Despite a vast colonial empire, France’s internal bickerings made it an easy prey to occupation forces in World War I and II. After the Second World War, French leaders reasserted the country’s colonial powers over their overseas territories, but failed to regain their control over Indochina in Southeast Asia after a bitter war with the Vietnamese.
France had also wanted to keep Algeria in Africa, but the threat of another civil war forced then President Charles de Gaulle to negotiate with Albanian leaders and grant them independence in 1962.
With extreme forms of nationalism threatening to divide Europe shortly after World War II, France reconciled with former war enemy Germany to plant the seed of what was to become the European Union, an economic and political alliance of 27 major economies in Europe. In 1957, France, West Germany, Belgium, the Netherlands, Italy and Luxembourg signed the Treaties of Rome, establishing the European Community which laid the groundwork for the federation of Europe.
France is a leading member of the G8, composed of the world’s leading economies. It has a GDP of $2.11 trillion, ranked 8th in the world. Its GDP per capita of $32,800 is at par with its equally rich neighbors, including Italy, Germany and the United Kingdom.
In 2009, the World Trade Organization (WTO) described France as world’s sixth largest exporter of manufactured goods. It received foreign direct investments in the amount of $117.9 billion, behind Luxembourg and the United States, but above the United Kingdom, Germany, and Japan. As direct investors, French companies infused $220 billion into the Organization for Economic Cooperation Development (OECD) to rank as the second most significant investor in the global economy after the United States.
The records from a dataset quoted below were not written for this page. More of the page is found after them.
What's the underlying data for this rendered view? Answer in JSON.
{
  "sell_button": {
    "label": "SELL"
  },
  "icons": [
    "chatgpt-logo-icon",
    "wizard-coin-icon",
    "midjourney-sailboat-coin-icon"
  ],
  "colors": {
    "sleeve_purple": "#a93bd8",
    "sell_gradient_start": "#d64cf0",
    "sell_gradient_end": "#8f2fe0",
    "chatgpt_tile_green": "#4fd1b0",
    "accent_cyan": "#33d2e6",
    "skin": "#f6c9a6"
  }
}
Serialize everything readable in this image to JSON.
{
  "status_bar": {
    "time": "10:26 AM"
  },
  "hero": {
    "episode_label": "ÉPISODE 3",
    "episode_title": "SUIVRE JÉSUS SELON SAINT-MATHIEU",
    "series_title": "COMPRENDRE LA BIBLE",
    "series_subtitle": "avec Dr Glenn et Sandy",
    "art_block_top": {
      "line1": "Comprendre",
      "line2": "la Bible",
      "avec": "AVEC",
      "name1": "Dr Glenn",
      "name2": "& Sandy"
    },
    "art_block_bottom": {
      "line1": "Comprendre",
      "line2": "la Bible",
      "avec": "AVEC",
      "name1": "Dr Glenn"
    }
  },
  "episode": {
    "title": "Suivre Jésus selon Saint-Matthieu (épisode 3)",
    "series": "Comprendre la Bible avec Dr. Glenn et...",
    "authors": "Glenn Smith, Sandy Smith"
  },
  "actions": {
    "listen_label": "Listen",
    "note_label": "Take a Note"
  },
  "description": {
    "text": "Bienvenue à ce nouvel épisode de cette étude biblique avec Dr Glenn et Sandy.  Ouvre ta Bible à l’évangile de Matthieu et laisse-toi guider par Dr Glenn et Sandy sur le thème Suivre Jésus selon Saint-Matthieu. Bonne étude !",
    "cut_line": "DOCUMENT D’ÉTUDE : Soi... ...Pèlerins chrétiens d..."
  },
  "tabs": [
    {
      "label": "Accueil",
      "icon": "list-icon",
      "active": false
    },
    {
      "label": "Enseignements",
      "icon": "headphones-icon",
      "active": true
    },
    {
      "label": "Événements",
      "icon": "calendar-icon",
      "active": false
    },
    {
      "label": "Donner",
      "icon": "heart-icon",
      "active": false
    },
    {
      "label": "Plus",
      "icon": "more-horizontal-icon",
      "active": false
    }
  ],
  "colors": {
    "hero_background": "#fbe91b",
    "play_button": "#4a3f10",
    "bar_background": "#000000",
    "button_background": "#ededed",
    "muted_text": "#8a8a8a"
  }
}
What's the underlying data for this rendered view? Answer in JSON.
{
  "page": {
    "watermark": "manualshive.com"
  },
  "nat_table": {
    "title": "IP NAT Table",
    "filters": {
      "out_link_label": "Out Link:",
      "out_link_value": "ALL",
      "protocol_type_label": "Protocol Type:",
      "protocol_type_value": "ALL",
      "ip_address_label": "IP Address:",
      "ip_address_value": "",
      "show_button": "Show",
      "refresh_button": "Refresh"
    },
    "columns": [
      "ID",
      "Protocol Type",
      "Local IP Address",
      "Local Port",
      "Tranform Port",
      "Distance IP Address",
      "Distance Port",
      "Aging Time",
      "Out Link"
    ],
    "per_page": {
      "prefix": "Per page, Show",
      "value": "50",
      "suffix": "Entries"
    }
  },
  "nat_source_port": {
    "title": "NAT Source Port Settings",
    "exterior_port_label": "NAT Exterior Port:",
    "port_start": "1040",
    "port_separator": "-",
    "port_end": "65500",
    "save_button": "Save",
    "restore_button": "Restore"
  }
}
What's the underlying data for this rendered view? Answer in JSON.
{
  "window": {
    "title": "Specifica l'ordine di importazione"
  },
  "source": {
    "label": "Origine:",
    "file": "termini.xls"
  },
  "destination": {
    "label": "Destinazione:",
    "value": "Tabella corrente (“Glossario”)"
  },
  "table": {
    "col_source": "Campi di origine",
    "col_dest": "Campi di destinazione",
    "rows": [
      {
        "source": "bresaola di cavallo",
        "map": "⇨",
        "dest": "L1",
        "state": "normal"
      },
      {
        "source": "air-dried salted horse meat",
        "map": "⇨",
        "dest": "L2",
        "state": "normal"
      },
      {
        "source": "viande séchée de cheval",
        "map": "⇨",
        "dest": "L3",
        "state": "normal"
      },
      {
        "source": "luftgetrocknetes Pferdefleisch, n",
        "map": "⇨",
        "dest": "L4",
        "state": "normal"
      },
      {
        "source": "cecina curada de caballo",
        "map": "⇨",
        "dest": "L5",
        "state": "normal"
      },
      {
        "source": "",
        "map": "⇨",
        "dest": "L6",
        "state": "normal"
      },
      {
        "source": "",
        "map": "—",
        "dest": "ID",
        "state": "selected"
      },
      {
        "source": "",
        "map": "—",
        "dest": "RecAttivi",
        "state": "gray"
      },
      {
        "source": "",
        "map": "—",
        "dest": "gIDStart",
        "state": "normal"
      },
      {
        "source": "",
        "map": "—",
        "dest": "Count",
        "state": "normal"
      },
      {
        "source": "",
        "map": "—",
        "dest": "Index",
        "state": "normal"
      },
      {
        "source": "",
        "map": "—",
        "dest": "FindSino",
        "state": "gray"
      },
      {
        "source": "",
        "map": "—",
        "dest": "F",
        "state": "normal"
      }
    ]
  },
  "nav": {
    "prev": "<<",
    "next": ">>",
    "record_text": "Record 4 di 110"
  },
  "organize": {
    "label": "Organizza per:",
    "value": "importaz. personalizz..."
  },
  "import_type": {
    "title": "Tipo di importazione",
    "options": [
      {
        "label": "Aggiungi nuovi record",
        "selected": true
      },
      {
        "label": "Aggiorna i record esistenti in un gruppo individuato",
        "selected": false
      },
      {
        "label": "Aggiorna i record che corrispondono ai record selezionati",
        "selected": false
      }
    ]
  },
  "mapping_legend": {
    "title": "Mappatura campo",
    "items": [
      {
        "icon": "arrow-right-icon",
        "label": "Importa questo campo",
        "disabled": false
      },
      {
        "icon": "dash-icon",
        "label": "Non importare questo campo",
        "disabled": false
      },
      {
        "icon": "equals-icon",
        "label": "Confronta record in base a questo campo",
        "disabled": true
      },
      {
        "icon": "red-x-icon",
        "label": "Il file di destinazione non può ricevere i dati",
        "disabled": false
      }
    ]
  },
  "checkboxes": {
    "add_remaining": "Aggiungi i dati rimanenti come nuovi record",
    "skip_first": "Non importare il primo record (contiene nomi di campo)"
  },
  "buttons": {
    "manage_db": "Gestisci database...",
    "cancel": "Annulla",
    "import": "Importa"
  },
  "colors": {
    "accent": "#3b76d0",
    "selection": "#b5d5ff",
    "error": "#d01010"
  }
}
France is in the midst of privatization efforts to reduce extensive government ownership and to allow its economy to revolve around free market enterprise. The government has sold its stakes in many large companies, including banks, airlines, and car manufacturing. However, it intends to keep a strong presence in some vital industries, specifically power, public transport, and defense.
The country’s storied past, immortalized in classical architecture and historical landmarks, makes it the most visited country in the world, generating a third of its income from tourism. While other EU economies were largely affected by the recent global financial crisis, France managed to sustain its economic growth because of more resilient consumers and programmed government spending.
The government likewise passed a $35 billion stimulus plan in February 2009 to generate more economic activities and offer tax breaks for small businesses. It moved to create a $25 billion strategic investment fund to protect French companies from foreign takeovers, while a $52 billion plan is on standby for strategic investments in science and technology.
Not everyone is happy though. According to critics, France’s tax burden is already one of the highest in Europe, at nearly 50% of GDP. The proposed measures will require funding that translates into high taxes for its citizens.